§ **What needs to be done**: For each line below that holds "title", return the line as it stands.

Stored records
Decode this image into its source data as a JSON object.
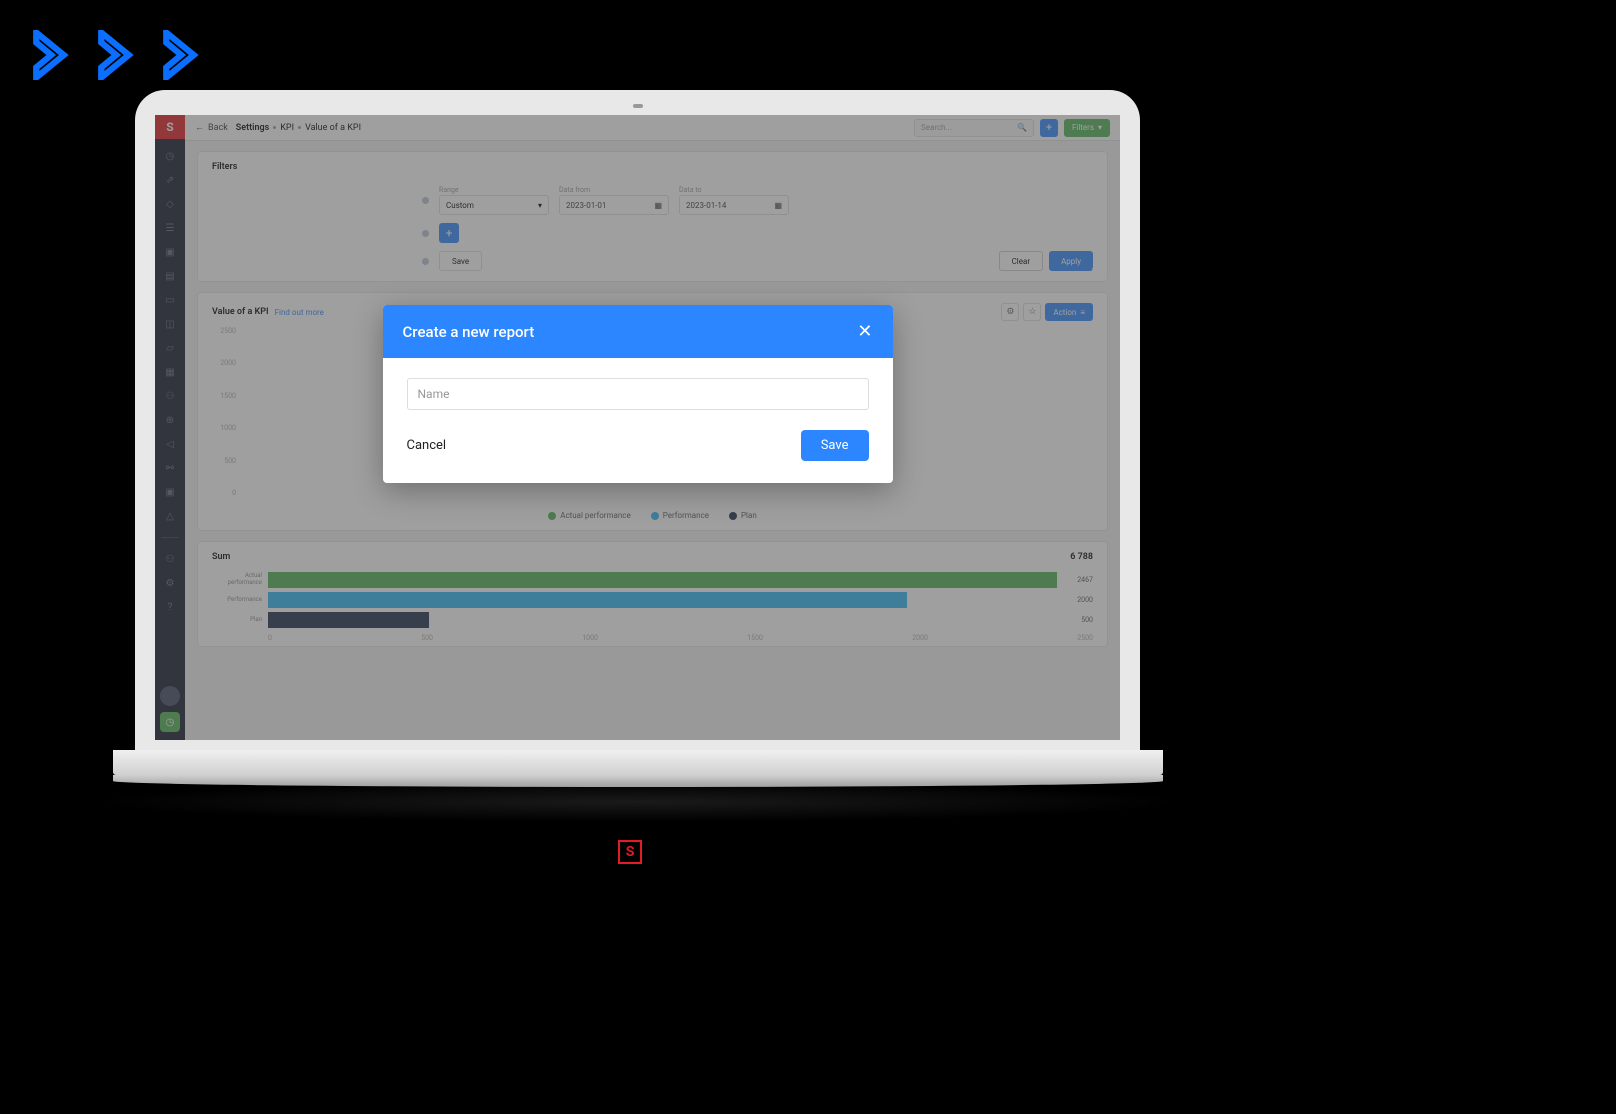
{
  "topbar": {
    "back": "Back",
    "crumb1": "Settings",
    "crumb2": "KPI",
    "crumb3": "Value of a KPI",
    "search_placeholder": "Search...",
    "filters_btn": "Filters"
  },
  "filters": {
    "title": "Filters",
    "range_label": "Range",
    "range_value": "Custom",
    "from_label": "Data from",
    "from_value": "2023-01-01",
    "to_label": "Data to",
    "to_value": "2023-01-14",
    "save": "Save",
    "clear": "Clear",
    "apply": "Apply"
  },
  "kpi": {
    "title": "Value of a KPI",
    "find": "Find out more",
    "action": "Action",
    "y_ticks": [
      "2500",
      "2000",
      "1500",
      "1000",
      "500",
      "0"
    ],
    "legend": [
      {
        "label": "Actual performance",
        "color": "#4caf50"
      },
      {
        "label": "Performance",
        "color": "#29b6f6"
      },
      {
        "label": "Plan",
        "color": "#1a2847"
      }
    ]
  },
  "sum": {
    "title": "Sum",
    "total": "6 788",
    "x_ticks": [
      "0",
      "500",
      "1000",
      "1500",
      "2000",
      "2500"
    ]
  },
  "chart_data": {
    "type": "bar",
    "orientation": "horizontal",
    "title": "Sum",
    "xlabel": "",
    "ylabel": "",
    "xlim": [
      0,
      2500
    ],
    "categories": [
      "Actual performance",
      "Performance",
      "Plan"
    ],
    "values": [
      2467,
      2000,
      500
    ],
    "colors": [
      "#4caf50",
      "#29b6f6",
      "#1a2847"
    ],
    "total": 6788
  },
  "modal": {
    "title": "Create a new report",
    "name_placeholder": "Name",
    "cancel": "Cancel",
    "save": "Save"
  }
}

§ **Your solution**:
    "title": "Filters",
    "title": "Value of a KPI",
    "title": "Sum",
    "title": "Sum",
    "title": "Create a new report",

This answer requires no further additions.